Shining Light on the Toxic Effects of Nanoparticles
This post is long overdue, both because I haven’t posted in more than a month, and because I’ve actually had this research highlight written since January – it was one of the writing samples I submitted for my application to the AAAS Mass Media Fellowship this spring.
I’m pleased to say that I’ve received the fellowship this year, and will be spending the summer writing for the Milwaukee Journal Sentinel before heading off to do a postdoc in the fall. This will make my graduation & moving plans a little complicated, but I’m really excited about this opportunity.
At any rate, I’ll keep you updated as I go, but for the moment – zebrafish!
Shining Light on the Toxic Effects of Nanoparticles
Exposure to light and tiny titanium dioxide nanoparticles can be a lethal combination – at least, if you’re a zebrafish.
According to researchers at the University of Wisconsin-Madison, raising zebrafish in water containing titanium dioxide nanoparticles and exposing them to light caused the fish to be badly deformed and die much more quickly than fish raised in normal environments.
Understanding the toxicity of these materials is critical because titanium dioxide nanoparticles are finding their way into a growing range of consumer products.
Titanium dioxide nanoparticles are especially useful in sunscreens, because they effectively absorb harmful UV rays without making the sunscreen pasty and opaque. However, similar nanoparticles also form the foundation of some next-generation solar cells and are used to treat wastewater in sewage plants.
Yet according to the researchers at UW-Madison, nobody really knows what effects these nanoparticles have when they get out into the environment.
The UW team explored this question by raising zebrafish embryos in water containing titanium dioxide nanoparticles. They kept some fish in the dark and exposed others to light to see whether or not light exposure changed the nanoparticles’ effects.
Other researchers have studied nanoparticle toxicity using isolated cells grown in the lab. However, the toxic effects on cells in a dish can sometimes be different than the effects on a whole organism.
By using zebrafish, the researchers at UW-Madison were able to look at the toxicity on a larger scale. Zebrafish are ideal for these sorts of experiments because they grow quickly. They are also clear, so the researchers can easily see any growth defects that appear.
Researcher Ofek Bar-Ilan and coworkers found that fish exposed to the nanoparticles but kept in the dark looked normal. Fish exposed to the nanoparticles and kept under bright light, however, had deformed heads and tails, and their growth was stunted. The fish exposed to both nanoparticles and light also died much more quickly than fish kept in the dark.

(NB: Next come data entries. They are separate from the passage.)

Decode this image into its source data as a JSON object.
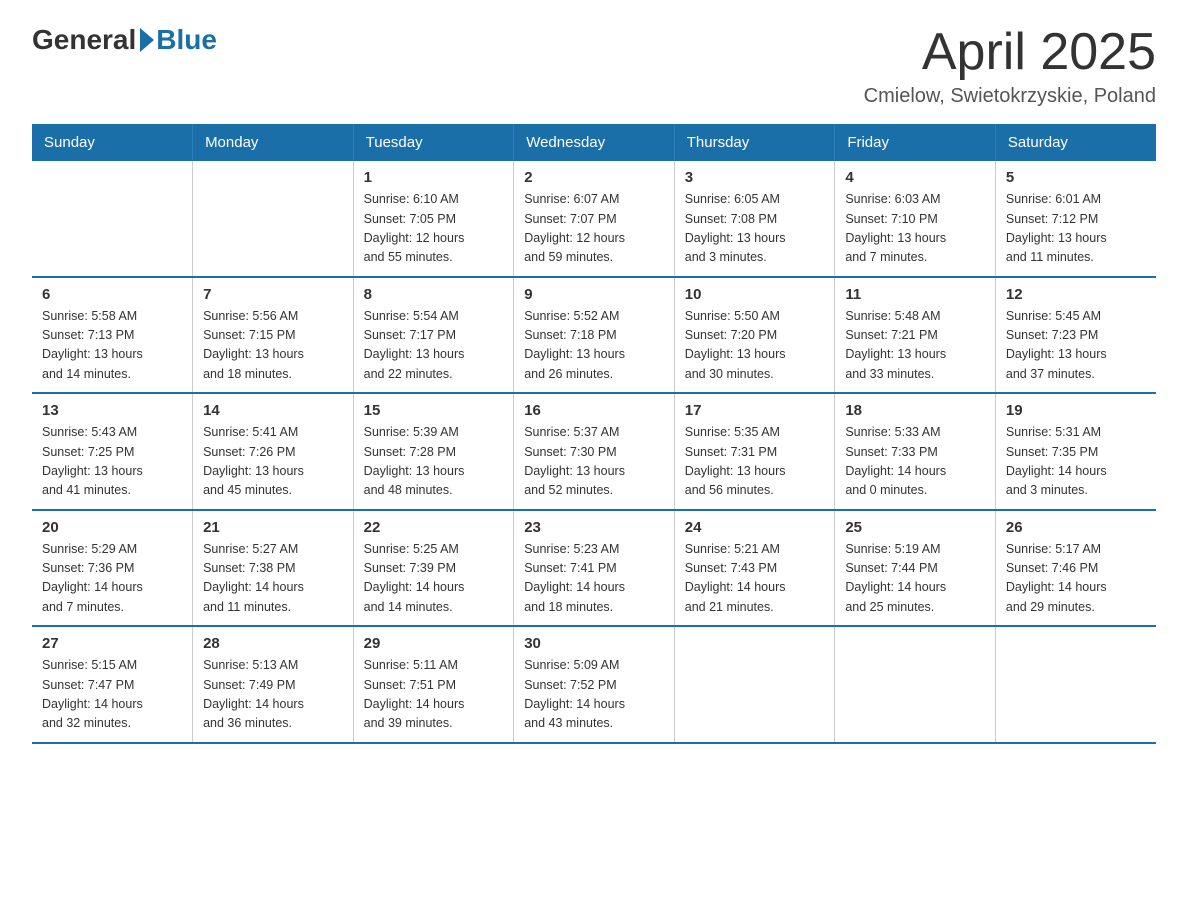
{
  "header": {
    "logo_general": "General",
    "logo_blue": "Blue",
    "month_title": "April 2025",
    "location": "Cmielow, Swietokrzyskie, Poland"
  },
  "weekdays": [
    "Sunday",
    "Monday",
    "Tuesday",
    "Wednesday",
    "Thursday",
    "Friday",
    "Saturday"
  ],
  "weeks": [
    [
      {
        "day": "",
        "info": ""
      },
      {
        "day": "",
        "info": ""
      },
      {
        "day": "1",
        "info": "Sunrise: 6:10 AM\nSunset: 7:05 PM\nDaylight: 12 hours\nand 55 minutes."
      },
      {
        "day": "2",
        "info": "Sunrise: 6:07 AM\nSunset: 7:07 PM\nDaylight: 12 hours\nand 59 minutes."
      },
      {
        "day": "3",
        "info": "Sunrise: 6:05 AM\nSunset: 7:08 PM\nDaylight: 13 hours\nand 3 minutes."
      },
      {
        "day": "4",
        "info": "Sunrise: 6:03 AM\nSunset: 7:10 PM\nDaylight: 13 hours\nand 7 minutes."
      },
      {
        "day": "5",
        "info": "Sunrise: 6:01 AM\nSunset: 7:12 PM\nDaylight: 13 hours\nand 11 minutes."
      }
    ],
    [
      {
        "day": "6",
        "info": "Sunrise: 5:58 AM\nSunset: 7:13 PM\nDaylight: 13 hours\nand 14 minutes."
      },
      {
        "day": "7",
        "info": "Sunrise: 5:56 AM\nSunset: 7:15 PM\nDaylight: 13 hours\nand 18 minutes."
      },
      {
        "day": "8",
        "info": "Sunrise: 5:54 AM\nSunset: 7:17 PM\nDaylight: 13 hours\nand 22 minutes."
      },
      {
        "day": "9",
        "info": "Sunrise: 5:52 AM\nSunset: 7:18 PM\nDaylight: 13 hours\nand 26 minutes."
      },
      {
        "day": "10",
        "info": "Sunrise: 5:50 AM\nSunset: 7:20 PM\nDaylight: 13 hours\nand 30 minutes."
      },
      {
        "day": "11",
        "info": "Sunrise: 5:48 AM\nSunset: 7:21 PM\nDaylight: 13 hours\nand 33 minutes."
      },
      {
        "day": "12",
        "info": "Sunrise: 5:45 AM\nSunset: 7:23 PM\nDaylight: 13 hours\nand 37 minutes."
      }
    ],
    [
      {
        "day": "13",
        "info": "Sunrise: 5:43 AM\nSunset: 7:25 PM\nDaylight: 13 hours\nand 41 minutes."
      },
      {
        "day": "14",
        "info": "Sunrise: 5:41 AM\nSunset: 7:26 PM\nDaylight: 13 hours\nand 45 minutes."
      },
      {
        "day": "15",
        "info": "Sunrise: 5:39 AM\nSunset: 7:28 PM\nDaylight: 13 hours\nand 48 minutes."
      },
      {
        "day": "16",
        "info": "Sunrise: 5:37 AM\nSunset: 7:30 PM\nDaylight: 13 hours\nand 52 minutes."
      },
      {
        "day": "17",
        "info": "Sunrise: 5:35 AM\nSunset: 7:31 PM\nDaylight: 13 hours\nand 56 minutes."
      },
      {
        "day": "18",
        "info": "Sunrise: 5:33 AM\nSunset: 7:33 PM\nDaylight: 14 hours\nand 0 minutes."
      },
      {
        "day": "19",
        "info": "Sunrise: 5:31 AM\nSunset: 7:35 PM\nDaylight: 14 hours\nand 3 minutes."
      }
    ],
    [
      {
        "day": "20",
        "info": "Sunrise: 5:29 AM\nSunset: 7:36 PM\nDaylight: 14 hours\nand 7 minutes."
      },
      {
        "day": "21",
        "info": "Sunrise: 5:27 AM\nSunset: 7:38 PM\nDaylight: 14 hours\nand 11 minutes."
      },
      {
        "day": "22",
        "info": "Sunrise: 5:25 AM\nSunset: 7:39 PM\nDaylight: 14 hours\nand 14 minutes."
      },
      {
        "day": "23",
        "info": "Sunrise: 5:23 AM\nSunset: 7:41 PM\nDaylight: 14 hours\nand 18 minutes."
      },
      {
        "day": "24",
        "info": "Sunrise: 5:21 AM\nSunset: 7:43 PM\nDaylight: 14 hours\nand 21 minutes."
      },
      {
        "day": "25",
        "info": "Sunrise: 5:19 AM\nSunset: 7:44 PM\nDaylight: 14 hours\nand 25 minutes."
      },
      {
        "day": "26",
        "info": "Sunrise: 5:17 AM\nSunset: 7:46 PM\nDaylight: 14 hours\nand 29 minutes."
      }
    ],
    [
      {
        "day": "27",
        "info": "Sunrise: 5:15 AM\nSunset: 7:47 PM\nDaylight: 14 hours\nand 32 minutes."
      },
      {
        "day": "28",
        "info": "Sunrise: 5:13 AM\nSunset: 7:49 PM\nDaylight: 14 hours\nand 36 minutes."
      },
      {
        "day": "29",
        "info": "Sunrise: 5:11 AM\nSunset: 7:51 PM\nDaylight: 14 hours\nand 39 minutes."
      },
      {
        "day": "30",
        "info": "Sunrise: 5:09 AM\nSunset: 7:52 PM\nDaylight: 14 hours\nand 43 minutes."
      },
      {
        "day": "",
        "info": ""
      },
      {
        "day": "",
        "info": ""
      },
      {
        "day": "",
        "info": ""
      }
    ]
  ]
}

For something so small, the nanoparticles seemed to do a lot of damage.
The problem is that these particles aren’t just small, they’re tiny. At 25 nanometers in diameter, they are nearly three hundred times smaller than red blood cells. This small size means that the nanoparticles can get into places that larger particles can’t. When the UW-Madison researchers sliced open the dead zebrafish, they found nanoparticles not just on the skin, but also throughout the muscle tissue.
Ironically, part of what makes titanium dioxide nanoparticles so useful – their ability to absorb light – is also what makes them toxic.
When light hits a titanium dioxide nanoparticle, it excites electrons. At the surface of the particle, these electrons react with oxygen to form peroxides, like the hydrogen peroxide commonly used to disinfect scrapes and cuts.
A similar reaction between water and the positive charge the electron leaves behind creates the highly reactive hydroxyl radical. These so-called “reactive oxygen species” then wreak havoc by chewing up DNA, proteins, fatty acids, and other molecules crucial to healthy cells.
By showing that the nanoparticles weren’t as toxic to fish also exposed to a protective antioxidant, the UW-Madison team demonstrated that these reactive oxygen species caused the nanoparticles’ toxic effects.
Titanium dioxide nanoparticles exposed to light can thus do a lot of damage to developing zebrafish. But it is unclear how these effects translate to commercial products and to other animals.
Nanoparticles in sunscreens and cosmetics probably don’t pose much of a threat, for example, because living skin prevents the particles from penetrating into the body.
Zebrafish, by contrast, have very little to protect them from toxins in their environment once they hatch. Because the zebrafish are transparent, it is also much easier for light to penetrate and interact with nanoparticles deep in their bodies.
The UW-Madison team also used much higher doses of nanoparticles than those in commercial products. Lower doses may or may not have as much of an effect. Studying the long-term effects of low exposures is the subject of ongoing experiments in the UW labs.
As these types of nanoparticles come into greater use, however, being able to predict and assess their toxicity is essential to understanding their effects on health and the environment. By showing that zebrafish are a good model system for these types of studies, the UW-Madison team has taken a big step in the right direction.
The original article can be found here:
Bar-Ilan O., Louis K.M., Yang S.P., Pedersen J.A., Hamers R.J., Peterson R.E. & Heideman W. (2012). Titanium dioxide nanoparticles produce phototoxicity in the developing zebrafish, Nanotoxicology, 6 (6) 670-679. DOI: 10.3109/17435390.2011.604438